- **EXERCISE DIRECTIONS**: Take every line from the entries below that includes the word "title" and copy it.

Data excerpts:

^^^^^^^^

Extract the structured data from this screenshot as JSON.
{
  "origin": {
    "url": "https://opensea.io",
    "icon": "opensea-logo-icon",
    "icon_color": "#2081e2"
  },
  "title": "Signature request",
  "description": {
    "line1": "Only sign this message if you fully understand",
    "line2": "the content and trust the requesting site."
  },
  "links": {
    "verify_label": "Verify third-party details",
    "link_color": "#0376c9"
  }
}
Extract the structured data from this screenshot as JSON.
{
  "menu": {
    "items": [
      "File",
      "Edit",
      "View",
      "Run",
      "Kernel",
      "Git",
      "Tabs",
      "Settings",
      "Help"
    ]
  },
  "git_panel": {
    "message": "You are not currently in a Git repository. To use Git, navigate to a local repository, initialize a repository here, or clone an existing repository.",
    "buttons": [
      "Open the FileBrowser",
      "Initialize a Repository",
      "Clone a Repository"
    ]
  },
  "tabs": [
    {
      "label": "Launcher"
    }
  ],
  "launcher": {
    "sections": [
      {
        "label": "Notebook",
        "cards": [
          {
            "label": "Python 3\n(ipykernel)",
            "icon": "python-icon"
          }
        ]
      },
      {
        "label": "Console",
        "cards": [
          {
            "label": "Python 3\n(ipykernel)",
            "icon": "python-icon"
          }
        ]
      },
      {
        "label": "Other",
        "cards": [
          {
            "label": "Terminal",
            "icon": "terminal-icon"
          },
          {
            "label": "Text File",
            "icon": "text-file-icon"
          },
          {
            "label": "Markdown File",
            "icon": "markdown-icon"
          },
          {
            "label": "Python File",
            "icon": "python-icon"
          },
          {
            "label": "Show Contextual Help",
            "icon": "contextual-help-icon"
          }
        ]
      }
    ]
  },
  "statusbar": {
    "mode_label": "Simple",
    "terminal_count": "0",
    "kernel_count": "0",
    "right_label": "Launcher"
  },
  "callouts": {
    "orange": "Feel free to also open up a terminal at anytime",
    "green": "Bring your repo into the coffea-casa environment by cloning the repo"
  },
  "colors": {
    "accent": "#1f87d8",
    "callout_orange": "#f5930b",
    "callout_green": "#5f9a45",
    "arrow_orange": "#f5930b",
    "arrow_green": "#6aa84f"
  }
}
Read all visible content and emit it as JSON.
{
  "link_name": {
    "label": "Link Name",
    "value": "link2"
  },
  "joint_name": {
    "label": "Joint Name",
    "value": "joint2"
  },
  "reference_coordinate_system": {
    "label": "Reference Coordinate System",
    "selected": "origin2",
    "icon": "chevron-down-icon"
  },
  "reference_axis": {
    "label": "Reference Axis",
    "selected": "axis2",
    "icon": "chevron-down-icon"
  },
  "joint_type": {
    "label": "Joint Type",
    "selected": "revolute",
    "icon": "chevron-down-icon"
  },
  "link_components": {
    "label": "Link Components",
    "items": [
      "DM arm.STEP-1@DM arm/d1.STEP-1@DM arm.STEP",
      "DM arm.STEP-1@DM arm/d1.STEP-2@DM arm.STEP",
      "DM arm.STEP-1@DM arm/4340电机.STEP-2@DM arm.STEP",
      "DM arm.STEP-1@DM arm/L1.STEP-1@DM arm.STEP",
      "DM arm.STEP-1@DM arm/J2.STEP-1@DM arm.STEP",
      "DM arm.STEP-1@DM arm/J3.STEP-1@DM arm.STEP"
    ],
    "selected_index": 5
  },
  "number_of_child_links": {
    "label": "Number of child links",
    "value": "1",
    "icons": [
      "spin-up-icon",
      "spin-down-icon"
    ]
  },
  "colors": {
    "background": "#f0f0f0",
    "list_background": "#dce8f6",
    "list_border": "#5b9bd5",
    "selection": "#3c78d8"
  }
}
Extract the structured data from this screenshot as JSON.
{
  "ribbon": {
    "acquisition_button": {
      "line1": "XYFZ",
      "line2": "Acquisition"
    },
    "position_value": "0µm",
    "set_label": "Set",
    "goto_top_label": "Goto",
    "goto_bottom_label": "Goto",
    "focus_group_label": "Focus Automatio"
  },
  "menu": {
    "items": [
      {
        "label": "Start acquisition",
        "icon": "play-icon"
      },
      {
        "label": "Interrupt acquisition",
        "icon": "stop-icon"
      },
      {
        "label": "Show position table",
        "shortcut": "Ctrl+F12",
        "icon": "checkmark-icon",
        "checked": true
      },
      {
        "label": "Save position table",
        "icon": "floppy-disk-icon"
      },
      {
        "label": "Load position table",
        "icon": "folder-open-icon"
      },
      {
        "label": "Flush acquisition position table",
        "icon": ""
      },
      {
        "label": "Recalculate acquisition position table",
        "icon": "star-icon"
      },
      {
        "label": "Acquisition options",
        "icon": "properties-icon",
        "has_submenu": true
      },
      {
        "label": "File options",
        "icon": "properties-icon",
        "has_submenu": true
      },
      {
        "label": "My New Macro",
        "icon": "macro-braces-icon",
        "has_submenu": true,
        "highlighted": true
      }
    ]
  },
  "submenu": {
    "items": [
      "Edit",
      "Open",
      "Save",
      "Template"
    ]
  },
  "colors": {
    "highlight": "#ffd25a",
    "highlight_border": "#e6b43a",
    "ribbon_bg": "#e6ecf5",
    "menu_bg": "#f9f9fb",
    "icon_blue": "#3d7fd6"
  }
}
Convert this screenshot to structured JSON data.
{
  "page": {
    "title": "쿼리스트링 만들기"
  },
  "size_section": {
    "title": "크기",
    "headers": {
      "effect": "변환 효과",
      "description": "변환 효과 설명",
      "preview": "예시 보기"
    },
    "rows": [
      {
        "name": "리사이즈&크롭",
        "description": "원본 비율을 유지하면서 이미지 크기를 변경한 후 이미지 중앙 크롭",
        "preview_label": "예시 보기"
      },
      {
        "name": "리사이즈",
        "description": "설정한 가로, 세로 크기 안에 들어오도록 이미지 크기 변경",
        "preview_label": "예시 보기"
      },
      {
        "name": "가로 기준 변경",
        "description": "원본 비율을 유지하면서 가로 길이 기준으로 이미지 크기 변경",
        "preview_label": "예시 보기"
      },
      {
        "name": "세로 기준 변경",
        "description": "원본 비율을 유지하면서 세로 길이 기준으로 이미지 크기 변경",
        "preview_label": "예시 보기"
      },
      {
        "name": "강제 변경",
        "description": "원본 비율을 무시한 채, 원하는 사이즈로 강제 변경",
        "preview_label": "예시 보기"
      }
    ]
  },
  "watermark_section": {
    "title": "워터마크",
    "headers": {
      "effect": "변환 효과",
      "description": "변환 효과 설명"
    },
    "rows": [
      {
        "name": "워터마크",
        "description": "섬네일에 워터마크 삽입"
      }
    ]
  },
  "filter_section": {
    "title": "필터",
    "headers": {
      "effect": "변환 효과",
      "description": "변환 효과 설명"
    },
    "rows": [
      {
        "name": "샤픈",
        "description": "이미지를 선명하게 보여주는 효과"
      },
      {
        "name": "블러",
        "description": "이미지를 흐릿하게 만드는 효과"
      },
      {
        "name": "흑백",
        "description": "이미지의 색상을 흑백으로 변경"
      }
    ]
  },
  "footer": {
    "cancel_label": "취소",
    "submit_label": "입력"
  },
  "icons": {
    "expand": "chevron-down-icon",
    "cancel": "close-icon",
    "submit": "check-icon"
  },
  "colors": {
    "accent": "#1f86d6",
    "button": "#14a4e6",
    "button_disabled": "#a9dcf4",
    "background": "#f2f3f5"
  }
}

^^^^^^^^

- **ANSWER TO THE PROBLEM**:
  "title": "Signature request",
    "title": "쿼리스트링 만들기"
    "title": "크기",
    "title": "워터마크",
    "title": "필터",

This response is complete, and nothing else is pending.